Dogs are susceptible to diseases and illnesses just as we are especially this time of year due to the fact that they spend so much time out of doors. This makes it easy for them to fall pray to ticks, worms and other nasties. Of course, there are other diseases that can affect a dog – whether it’s that any time outdoors. Here are dog health tips regardin four of the most common things that can affect your dog …
It’s fairly easy for worms to affect your dog and it’s important to know the different types so that if your dog does develop worms, you’ll know how to treat them. For example, roundworms are usually spaghetti-shaped, 2 to 4 inches long and have tapered ends. They can cause vomiting, diarrhea, and an all-around unhealthy appearance. Dogs with roundworms may vomit or pass an entire worm in its stool.
A second type of worm that can infect a dog is hookworm. They are blood sucking intestinal parasites that can cause your dog to suffer anemia or even death. Unfortunately, about the only way that these worms can be diagnosed is by a veterinarian.
A third type of intestinal parasite is a tapeworm. Tapeworm segments are ¼ – ½ inches long, white, and can usually be seen moving in the dog’s fur or stool. Finally, there are whipworms. Like hookworms, a whipworm will bury its head into your dog’s intestines and suck its blood. Whipworms can cause severe infections that lead to diarrhea, weight loss, and blood loss.

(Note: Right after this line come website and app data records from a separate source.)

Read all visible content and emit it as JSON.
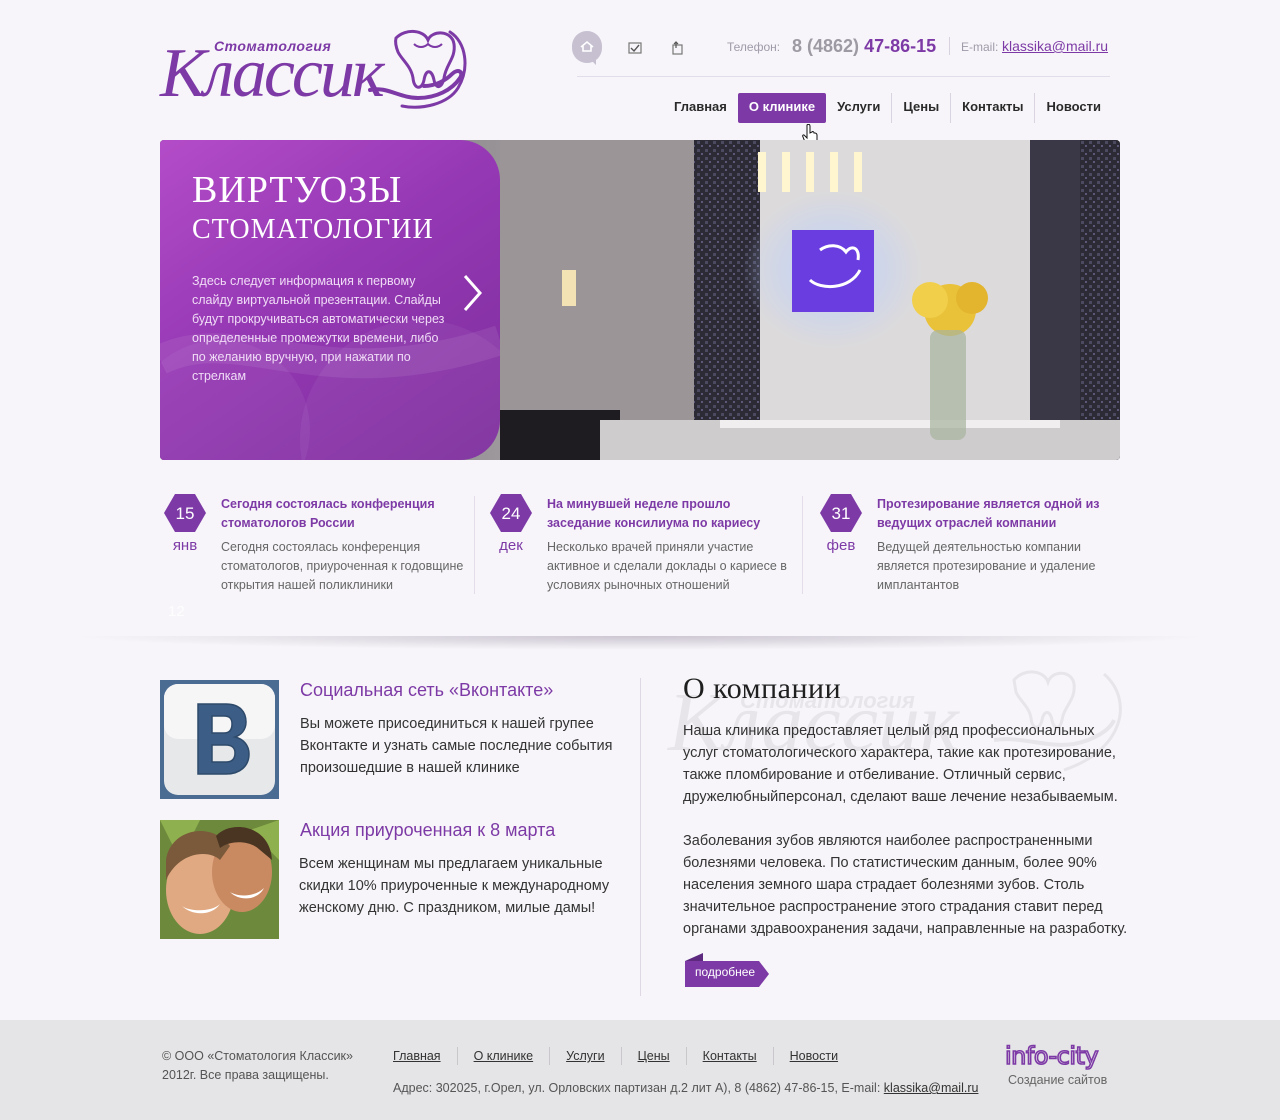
{
  "header": {
    "logo_subtitle": "Стоматология",
    "logo_title": "Классик",
    "phone_label": "Телефон:",
    "phone_prefix": "8 (4862)",
    "phone_number": "47-86-15",
    "email_label": "E-mail:",
    "email_value": "klassika@mail.ru",
    "icons": [
      "home-icon",
      "mail-icon",
      "map-icon"
    ]
  },
  "nav": {
    "items": [
      {
        "label": "Главная",
        "active": false
      },
      {
        "label": "О клинике",
        "active": true
      },
      {
        "label": "Услуги",
        "active": false
      },
      {
        "label": "Цены",
        "active": false
      },
      {
        "label": "Контакты",
        "active": false
      },
      {
        "label": "Новости",
        "active": false
      }
    ]
  },
  "slider": {
    "title_line1": "ВИРТУОЗЫ",
    "title_line2": "СТОМАТОЛОГИИ",
    "text": "Здесь следует информация к первому слайду виртуальной презентации. Слайды будут прокручиваться автоматически через определенные промежутки времени, либо по желанию вручную, при нажатии по стрелкам"
  },
  "news": [
    {
      "day": "15",
      "month": "янв",
      "title": "Сегодня состоялась конференция стоматологов России",
      "body": "Сегодня состоялась конференция стоматологов, приуроченная к годовщине открытия нашей поликлиники"
    },
    {
      "day": "24",
      "month": "дек",
      "title": "На минувшей неделе прошло заседание консилиума по кариесу",
      "body": "Несколько врачей приняли участие активное и сделали доклады о кариесе в условиях рыночных отношений"
    },
    {
      "day": "31",
      "month": "фев",
      "title": "Протезирование является одной из ведущих отраслей компании",
      "body": "Ведущей деятельностью компании является протезирование и удаление имплантантов"
    }
  ],
  "faint_number": "12",
  "promos": [
    {
      "title": "Социальная сеть «Вконтакте»",
      "text": "Вы можете присоединиться к нашей групее Вконтакте и узнать самые последние события произошедшие в нашей клинике"
    },
    {
      "title": "Акция приуроченная к 8 марта",
      "text": "Всем женщинам мы предлагаем уникальные скидки 10% приуроченные к международному женскому дню. С праздником, милые дамы!"
    }
  ],
  "about": {
    "title": "О компании",
    "p1": "Наша клиника предоставляет целый ряд профессиональных услуг стоматологического характера, такие как протезирование, также пломбирование и отбеливание. Отличный сервис, дружелюбныйперсонал, сделают ваше лечение незабываемым.",
    "p2": "Заболевания зубов являются наиболее распространенными болезнями человека. По статистическим данным, более 90% населения земного шара страдает болезнями зубов. Столь значительное распространение этого страдания ставит перед органами здравоохранения задачи, направленные на разработку.",
    "more_label": "подробнее",
    "watermark_subtitle": "Стоматология",
    "watermark_title": "Классик"
  },
  "footer": {
    "copyright_line1": "© ООО «Стоматология Классик»",
    "copyright_line2": "2012г. Все права защищены.",
    "nav": [
      "Главная",
      "О клинике",
      "Услуги",
      "Цены",
      "Контакты",
      "Новости"
    ],
    "address_text": "Адрес: 302025, г.Орел, ул. Орловских партизан д.2 лит А), 8 (4862) 47-86-15, E-mail:",
    "address_email": "klassika@mail.ru",
    "developer_logo": "info-city",
    "developer_caption": "Создание сайтов"
  },
  "colors": {
    "brand_purple": "#7d3aa6",
    "background": "#f7f5f9",
    "footer_bg": "#e5e4e6"
  }
}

Your dog’s eyes and ears
If your dog shows excessive discharge from the eye(s), whether clear or yellowish in color, you need to get it to a vet. The most common causes for “runny eyes” are infection (viral or bacterial), allergies and trauma.
Your dog’s eyes may develop a sort of “cloudy” appearance as it ages. Don’t be alarmed. This is a natural part of the dog’s aging process. However, if it’s eyes develop white spots, if they seem to bulge out or if its cornea appears “pitted,” you should have a vet examine the dog as quickly as possible.
If you have a cocker spaniel or some other type of dog with big, floppy ears, it can be prone to ear problems. The symptoms of an ear problem include redness or discharge of any type and black, dry matter. While dogs naturally have brown “ear wax”, this should never be copious or smell bad. And a yellow. pus-like discharge is just about a sure sign of infection.
Fleas or ticks
Whenever you take your dog for a walk, a romp in the backyard or a trip to the dog park, you’re putting it at risk as a walking target for ticks, fleas and mosquitoes. This means you should have a complete pest management system. Most vets recommend a heartworm preventative such as Hartz® UltraGuard Pro® once a month, topical drop treatments or flea and tick collars because these products contain active ingredients that focus on breaking the life stages of fleas and ticks. Plus, topical drops kill mosquitoes. You might also shampoo the dog and use a spray or powder if it seems to need immediate relief.
Just as with humans, there is a strong link between a dog’s periodontal condition and its overall health. What causes a dog to develop periodontal disease is about the same as it is in us humans. It begins with bacteria on the surface of the dog’ teeth and surrounding tissues. This will eventually build up and be mineralized into tartar.
Dog periodontal disease does not develop overnight. It happens very gradually so we tend to become accustomed to its symptoms. These include bleeding gums, bad breath, loss of appetite, dropping of food while eating and even loose teeth.
Daily chewing can help in maintaining a dog’s oral health. You might also give it a rawhide or other dental chews or special biscuits or dental treats. These can help reduce plaque and tartar between the dental cleanings you should have your vet do periodically.